- **WHAT YOU ARE ASKED TO DO**:
Look for "heading" in each line of the entries, and return the matching lines.

(Source records)

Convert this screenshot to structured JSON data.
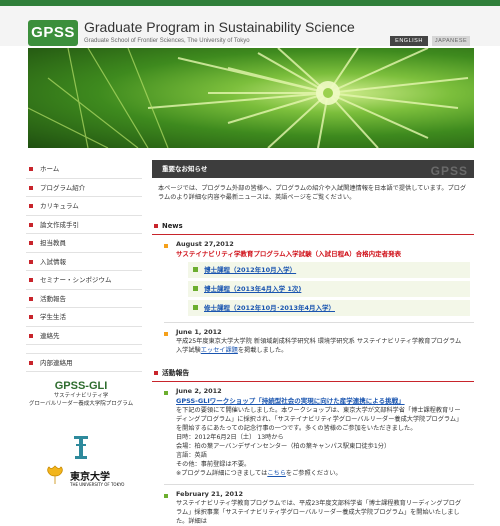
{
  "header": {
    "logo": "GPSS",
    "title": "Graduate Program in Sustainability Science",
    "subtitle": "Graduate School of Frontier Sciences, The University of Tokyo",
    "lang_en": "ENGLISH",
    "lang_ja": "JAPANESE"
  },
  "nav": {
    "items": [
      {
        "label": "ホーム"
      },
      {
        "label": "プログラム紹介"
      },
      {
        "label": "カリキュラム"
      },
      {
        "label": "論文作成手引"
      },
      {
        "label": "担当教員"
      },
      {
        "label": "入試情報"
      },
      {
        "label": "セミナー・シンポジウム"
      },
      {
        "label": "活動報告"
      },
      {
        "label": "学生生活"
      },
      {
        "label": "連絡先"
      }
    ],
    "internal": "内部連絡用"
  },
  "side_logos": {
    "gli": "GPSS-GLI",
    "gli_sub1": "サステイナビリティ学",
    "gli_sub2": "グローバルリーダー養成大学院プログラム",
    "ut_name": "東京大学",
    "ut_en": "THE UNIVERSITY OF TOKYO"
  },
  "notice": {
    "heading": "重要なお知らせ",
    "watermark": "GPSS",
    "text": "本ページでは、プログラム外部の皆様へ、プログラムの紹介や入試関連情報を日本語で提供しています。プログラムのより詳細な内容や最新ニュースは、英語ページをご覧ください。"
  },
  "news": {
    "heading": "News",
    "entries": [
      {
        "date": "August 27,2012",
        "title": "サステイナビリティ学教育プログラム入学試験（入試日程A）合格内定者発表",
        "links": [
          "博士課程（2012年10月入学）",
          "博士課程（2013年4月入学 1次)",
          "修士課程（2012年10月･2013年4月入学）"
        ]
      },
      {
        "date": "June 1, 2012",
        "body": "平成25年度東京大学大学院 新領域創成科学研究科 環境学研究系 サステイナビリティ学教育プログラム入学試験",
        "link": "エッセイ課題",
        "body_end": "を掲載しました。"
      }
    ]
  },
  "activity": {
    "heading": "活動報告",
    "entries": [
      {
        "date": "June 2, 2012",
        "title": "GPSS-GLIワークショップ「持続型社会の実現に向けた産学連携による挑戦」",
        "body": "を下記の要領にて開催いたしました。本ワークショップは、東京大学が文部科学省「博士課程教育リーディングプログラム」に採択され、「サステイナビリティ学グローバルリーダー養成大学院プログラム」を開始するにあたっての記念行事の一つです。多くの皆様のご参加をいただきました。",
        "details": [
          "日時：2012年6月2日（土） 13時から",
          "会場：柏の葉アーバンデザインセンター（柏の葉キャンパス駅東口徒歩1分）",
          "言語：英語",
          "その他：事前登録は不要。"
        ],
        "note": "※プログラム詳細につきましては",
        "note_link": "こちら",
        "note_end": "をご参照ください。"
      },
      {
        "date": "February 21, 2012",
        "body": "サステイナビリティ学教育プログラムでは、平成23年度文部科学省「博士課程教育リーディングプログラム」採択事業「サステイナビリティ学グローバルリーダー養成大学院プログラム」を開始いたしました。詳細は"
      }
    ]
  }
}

- **EXPECTED ANSWER**:
    "heading": "重要なお知らせ",
    "heading": "News",
    "heading": "活動報告",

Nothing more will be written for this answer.